As you build, expect that at some point soon you will face someone willing to be highly disruptive that will be seeking to generate profits through business models that are vastly different to your own.
Recognize that value is shifting towards data and that to win, you had better become great at collecting, managing, analyzing, and MONETIZING all of the data streams that you control.
So if you are in a business that charges fees for software licenses, or a platform that makes fees on transactions and have no vision or plan for how you will monetize the data you control, welcome to a decade of pain. The “Silicon Valley-style” startups that Mr. Andreessen is funding are coming to eat your world.
Stay tuned for more on data and analytics- if you are in/around San Diego, and interested in the topic, be sure to check out an event I am moderating on 9/13.

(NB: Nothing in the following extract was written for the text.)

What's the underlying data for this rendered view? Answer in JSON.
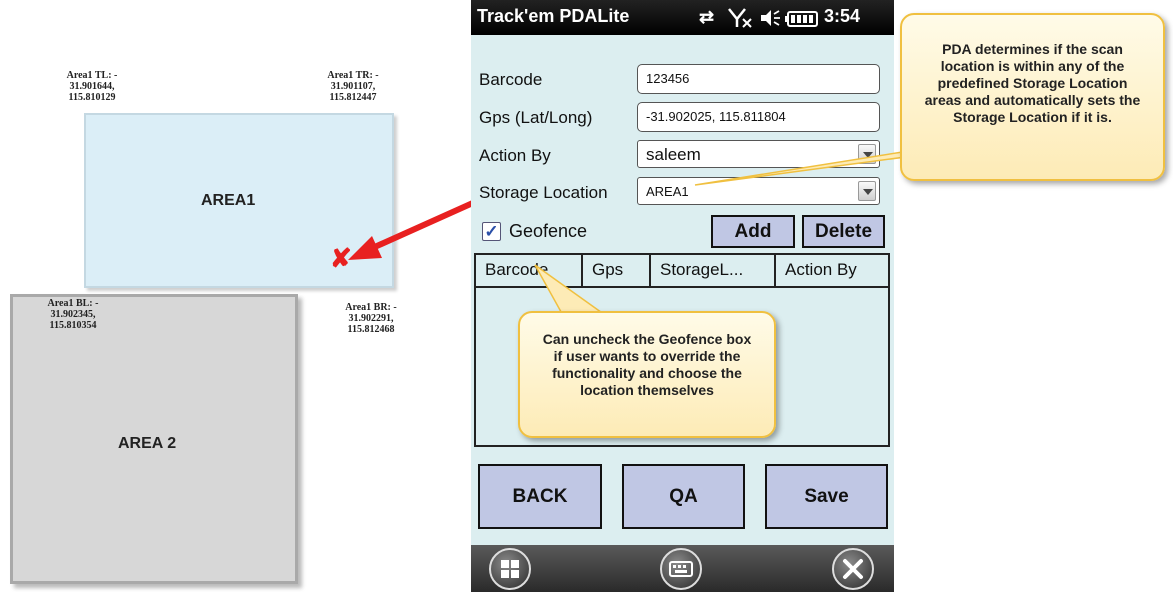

I am pleased to announce that I will be moderating a panel of academics and executives for a discussion on data mining and predictive analytics in September. Data are such a critical ingredient in the future development and defense of profitable business models (on-line or off) and my aim for the talk will be to show how leaders across many industries are adapting and innovating in response to this trend.
Thus far we have confirmed the following speakers:
Dr. Stephen Coggeshall, CTO, ID Analytics
Dr. Elea Feit, Research Director for Wharton’s Customer Analytics Initiative (WCAI)
Scott Gnau, President, Teradata Labs
Dr. Christopher Trepel, Senior Vice President Corporate Affairs and Chief Scientific Officer, Encore Capital Group
I will be posting insights and thoughts from the talk on my blog, but if you are in San Diego on 9/13 and interested in how data are transforming the competitive dynamics of multiple industries, you are most welcome to attend. For event details and registration, click here.
Hope to see you there.